**Task instructions**
Copy out each line below that has the word "Path" in it.
○ ○ ○ ○ ○
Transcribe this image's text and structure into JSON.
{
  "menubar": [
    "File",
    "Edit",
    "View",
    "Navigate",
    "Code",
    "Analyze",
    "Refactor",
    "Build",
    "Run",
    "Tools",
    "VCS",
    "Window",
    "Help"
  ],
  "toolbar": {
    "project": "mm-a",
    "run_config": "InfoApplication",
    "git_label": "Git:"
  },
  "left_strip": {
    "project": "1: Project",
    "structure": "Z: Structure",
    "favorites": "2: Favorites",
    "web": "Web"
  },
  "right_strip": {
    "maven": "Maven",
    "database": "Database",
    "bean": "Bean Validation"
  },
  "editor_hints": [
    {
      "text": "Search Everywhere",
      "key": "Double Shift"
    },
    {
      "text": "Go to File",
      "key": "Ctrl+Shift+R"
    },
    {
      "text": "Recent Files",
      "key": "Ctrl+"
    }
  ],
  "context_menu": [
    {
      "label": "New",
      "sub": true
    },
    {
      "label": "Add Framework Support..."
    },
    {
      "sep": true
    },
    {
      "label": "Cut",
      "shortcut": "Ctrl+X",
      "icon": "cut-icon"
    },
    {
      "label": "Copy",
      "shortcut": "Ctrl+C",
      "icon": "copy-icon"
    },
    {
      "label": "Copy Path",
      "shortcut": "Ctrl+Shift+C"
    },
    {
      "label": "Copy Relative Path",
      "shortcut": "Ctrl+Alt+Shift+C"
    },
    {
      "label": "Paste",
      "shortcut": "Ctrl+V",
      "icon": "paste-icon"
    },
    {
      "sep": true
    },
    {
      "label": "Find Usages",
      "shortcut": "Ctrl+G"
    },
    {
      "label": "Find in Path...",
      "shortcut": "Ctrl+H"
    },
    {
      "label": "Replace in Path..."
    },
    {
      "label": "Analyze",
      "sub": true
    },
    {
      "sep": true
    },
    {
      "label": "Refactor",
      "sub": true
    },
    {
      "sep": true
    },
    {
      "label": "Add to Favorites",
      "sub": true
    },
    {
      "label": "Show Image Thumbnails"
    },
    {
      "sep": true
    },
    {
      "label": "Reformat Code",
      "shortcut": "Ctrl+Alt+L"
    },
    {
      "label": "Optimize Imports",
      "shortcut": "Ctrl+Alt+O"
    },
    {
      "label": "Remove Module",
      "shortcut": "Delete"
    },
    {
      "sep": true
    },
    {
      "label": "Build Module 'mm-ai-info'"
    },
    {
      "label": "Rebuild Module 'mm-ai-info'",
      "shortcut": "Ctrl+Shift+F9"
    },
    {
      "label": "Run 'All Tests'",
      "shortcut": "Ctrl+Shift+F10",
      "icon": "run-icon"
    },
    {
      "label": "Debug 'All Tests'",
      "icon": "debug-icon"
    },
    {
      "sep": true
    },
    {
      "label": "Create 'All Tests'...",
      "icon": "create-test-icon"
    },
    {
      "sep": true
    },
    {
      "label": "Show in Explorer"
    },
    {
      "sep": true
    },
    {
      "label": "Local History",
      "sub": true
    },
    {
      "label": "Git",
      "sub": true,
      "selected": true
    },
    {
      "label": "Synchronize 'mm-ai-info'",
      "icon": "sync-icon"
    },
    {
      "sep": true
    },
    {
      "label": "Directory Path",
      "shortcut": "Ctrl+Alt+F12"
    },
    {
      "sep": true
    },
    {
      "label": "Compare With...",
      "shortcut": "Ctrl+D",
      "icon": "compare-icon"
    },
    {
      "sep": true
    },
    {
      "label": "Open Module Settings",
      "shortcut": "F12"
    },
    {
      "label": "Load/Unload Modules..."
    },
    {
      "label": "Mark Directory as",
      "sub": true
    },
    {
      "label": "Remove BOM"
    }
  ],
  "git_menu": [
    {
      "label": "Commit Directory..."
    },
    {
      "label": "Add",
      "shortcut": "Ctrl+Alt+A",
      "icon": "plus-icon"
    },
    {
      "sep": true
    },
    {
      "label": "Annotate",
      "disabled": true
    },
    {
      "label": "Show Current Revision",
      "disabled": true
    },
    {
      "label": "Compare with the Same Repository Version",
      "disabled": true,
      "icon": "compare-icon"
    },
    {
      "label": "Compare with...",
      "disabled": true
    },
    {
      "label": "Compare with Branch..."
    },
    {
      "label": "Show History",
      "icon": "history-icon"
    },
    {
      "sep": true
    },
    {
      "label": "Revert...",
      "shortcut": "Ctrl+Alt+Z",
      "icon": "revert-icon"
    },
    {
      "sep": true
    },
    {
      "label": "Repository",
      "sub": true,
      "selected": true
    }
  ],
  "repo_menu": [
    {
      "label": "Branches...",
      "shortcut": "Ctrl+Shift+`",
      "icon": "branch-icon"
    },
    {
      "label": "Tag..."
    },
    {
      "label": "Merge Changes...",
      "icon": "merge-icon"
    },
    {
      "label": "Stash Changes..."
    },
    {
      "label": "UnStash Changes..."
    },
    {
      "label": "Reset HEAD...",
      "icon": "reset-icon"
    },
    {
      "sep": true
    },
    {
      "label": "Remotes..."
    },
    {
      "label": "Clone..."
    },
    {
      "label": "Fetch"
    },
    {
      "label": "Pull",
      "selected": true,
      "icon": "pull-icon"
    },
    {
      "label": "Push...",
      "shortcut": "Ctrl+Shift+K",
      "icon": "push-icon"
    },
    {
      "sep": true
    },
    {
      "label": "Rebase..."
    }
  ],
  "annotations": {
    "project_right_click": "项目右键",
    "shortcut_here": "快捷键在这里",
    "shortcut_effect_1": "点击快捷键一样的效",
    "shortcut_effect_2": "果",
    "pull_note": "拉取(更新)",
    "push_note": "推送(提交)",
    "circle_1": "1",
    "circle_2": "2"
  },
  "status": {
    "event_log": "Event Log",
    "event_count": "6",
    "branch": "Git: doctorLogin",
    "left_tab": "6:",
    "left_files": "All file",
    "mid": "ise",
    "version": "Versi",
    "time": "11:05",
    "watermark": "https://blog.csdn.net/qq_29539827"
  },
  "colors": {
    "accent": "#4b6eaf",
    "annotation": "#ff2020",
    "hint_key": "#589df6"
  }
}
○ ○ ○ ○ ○
**Result of this exercise**
      "label": "Copy Path",
      "label": "Copy Relative Path",
      "label": "Find in Path...",
      "label": "Replace in Path..."
      "label": "Directory Path",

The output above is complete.